In 1868, Strathfieldsaye was built for Walter Renny, painter and Lord Mayor of Sydney (1869-70). The house name was inspired by the Duke of Wellington’s English home and was located at the western end of Strathfield Avenue Strathfield. It was later known as Strathfield House and the name was adopted for the new Municipality of Strathfield on 2 June 1885.
‘Strathfieldsaye’ was a two-storey brick residence with a lodge, stables and other outbuildings and was set back about 600 feet from The Boulevarde. The house was occupied later by John Hardy of Hardy Brothers, silversmiths and jewelers; John Maclean Arnott, managing director of Arnott’s Biscuits lived at ‘Strathfield’ and businessman Joseph Vickery. The house was demolished in 1957.
This house was originally built and named ‘Strathfieldsaye’ in 1868 for Walter Renny, painter and decorator and Lord Mayor of Sydney [1869-70]. Ownership of the property was transferred several times including to Davidson Nichol, who shortened the name to ‘Strathfield House’, then ‘Strathfield’. After Nichol’s death in 1880, the property was sub-divided with ‘Strathfield’ preserving over 3 acres and located at the end of the newly created Strathfield Avenue cul-de-sac. The sub-division labelled ‘The Strathfield Estate’ also created Woodgreen Rd [later renamed Torrington Avenue] and Nichol Parade to the boundary of Wynne’s Paddock [lot 36 of the Redmire Estate which sub-divided in 1885].
Shortly after the sub-division went on the market, ‘Strathfield House’ was sold to John Hardy of Hardy Brothers, silversmiths and jewellers in September 1881. John Hardy lived at ‘Strathfield’ for nearly twenty years before transferring ownership to his wife Emma Elizabeth Hardy in 1900. For a short time, John Maclean Arnott, managing director of Arnott’s Biscuits lived at ‘Strathfield’ after his marriage to Hardy’s daughter, Adeline.

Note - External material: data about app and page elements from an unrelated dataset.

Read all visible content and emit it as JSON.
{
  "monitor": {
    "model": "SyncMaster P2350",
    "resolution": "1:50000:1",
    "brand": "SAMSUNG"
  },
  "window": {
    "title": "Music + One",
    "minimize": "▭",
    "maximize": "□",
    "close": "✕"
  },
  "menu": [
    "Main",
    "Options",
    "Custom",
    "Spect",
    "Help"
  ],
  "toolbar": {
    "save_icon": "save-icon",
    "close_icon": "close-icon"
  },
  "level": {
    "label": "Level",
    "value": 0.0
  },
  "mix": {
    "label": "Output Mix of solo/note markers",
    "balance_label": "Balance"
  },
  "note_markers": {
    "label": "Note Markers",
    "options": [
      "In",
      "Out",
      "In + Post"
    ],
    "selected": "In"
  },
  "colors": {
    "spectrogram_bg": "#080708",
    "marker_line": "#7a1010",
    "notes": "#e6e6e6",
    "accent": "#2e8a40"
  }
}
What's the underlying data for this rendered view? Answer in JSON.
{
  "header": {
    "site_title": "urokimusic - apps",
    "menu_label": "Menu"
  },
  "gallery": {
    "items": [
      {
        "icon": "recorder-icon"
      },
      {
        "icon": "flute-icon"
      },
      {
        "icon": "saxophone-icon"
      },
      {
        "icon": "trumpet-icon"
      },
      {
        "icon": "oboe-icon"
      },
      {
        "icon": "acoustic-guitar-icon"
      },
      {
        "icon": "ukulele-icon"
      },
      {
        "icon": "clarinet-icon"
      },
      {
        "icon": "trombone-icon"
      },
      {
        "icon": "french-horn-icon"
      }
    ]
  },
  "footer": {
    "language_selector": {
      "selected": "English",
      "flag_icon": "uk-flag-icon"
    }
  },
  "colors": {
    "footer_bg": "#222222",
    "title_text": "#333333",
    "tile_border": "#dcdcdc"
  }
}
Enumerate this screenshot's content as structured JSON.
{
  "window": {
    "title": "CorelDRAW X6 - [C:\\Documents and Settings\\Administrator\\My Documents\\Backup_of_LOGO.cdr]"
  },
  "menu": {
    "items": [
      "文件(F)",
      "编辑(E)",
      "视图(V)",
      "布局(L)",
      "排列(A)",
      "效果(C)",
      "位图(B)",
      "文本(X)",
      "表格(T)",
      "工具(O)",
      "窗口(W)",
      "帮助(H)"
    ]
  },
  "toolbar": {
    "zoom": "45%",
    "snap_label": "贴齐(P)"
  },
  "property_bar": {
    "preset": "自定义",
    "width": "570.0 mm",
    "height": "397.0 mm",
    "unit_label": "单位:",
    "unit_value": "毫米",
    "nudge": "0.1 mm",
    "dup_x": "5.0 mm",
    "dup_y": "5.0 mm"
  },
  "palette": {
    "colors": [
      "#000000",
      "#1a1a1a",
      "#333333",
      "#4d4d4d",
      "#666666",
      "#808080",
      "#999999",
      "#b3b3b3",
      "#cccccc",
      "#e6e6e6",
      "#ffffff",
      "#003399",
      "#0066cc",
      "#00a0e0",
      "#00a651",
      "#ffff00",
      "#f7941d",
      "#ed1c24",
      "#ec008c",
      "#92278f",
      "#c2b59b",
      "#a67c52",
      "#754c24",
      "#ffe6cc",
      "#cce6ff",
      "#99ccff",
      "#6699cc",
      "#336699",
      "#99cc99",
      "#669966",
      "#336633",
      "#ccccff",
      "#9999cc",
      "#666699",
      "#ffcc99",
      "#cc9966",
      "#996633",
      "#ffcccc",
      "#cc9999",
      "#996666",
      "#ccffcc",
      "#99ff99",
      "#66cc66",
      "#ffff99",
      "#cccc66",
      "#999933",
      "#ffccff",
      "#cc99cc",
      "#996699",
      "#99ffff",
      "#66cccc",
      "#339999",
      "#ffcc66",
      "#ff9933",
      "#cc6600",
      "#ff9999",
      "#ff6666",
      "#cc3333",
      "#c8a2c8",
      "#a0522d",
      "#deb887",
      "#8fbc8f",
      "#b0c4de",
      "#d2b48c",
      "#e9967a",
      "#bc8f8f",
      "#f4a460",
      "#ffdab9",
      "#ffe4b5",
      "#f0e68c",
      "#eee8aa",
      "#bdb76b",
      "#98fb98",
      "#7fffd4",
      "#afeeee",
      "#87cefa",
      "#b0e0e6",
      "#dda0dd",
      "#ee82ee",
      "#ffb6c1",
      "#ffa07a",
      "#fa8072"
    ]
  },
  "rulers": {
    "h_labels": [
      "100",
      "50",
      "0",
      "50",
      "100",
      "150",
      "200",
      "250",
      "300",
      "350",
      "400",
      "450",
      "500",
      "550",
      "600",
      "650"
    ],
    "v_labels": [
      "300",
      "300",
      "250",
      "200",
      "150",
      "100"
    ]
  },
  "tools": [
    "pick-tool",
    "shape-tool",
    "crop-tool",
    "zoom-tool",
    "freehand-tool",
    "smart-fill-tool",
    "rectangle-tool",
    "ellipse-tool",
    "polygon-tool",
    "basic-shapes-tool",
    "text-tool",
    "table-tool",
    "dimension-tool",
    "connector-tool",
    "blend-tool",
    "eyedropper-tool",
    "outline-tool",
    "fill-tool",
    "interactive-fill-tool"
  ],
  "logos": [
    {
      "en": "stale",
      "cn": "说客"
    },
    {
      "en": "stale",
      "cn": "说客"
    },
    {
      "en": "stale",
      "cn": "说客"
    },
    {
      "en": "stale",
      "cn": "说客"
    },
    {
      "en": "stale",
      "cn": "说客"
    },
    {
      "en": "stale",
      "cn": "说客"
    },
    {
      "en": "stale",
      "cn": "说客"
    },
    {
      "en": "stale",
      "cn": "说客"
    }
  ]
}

In 1907 Mrs Hardy disposed of the property to Joseph Vickery for £5000, who added the tower and upper verandahs to the house. Following Vickery’s death in 1930, ownership was transferred to his daughters Lillian and Mary Vickery and son, Harland Vickery in joint tenancy. The new owners decided to further reduce the land size and subdivided the remainder with provision for extension of Strathfield Avenue through to Nichol Parade and its dedication as a public road in 1935.
The Vickery family maintained ownership of the house, though further lots were sold between July 1937 and November 1938. Located near the western end of Strathfield Avenue, the house was tenanted from 1940 until 1957 when it was demolished for further residential sub-division.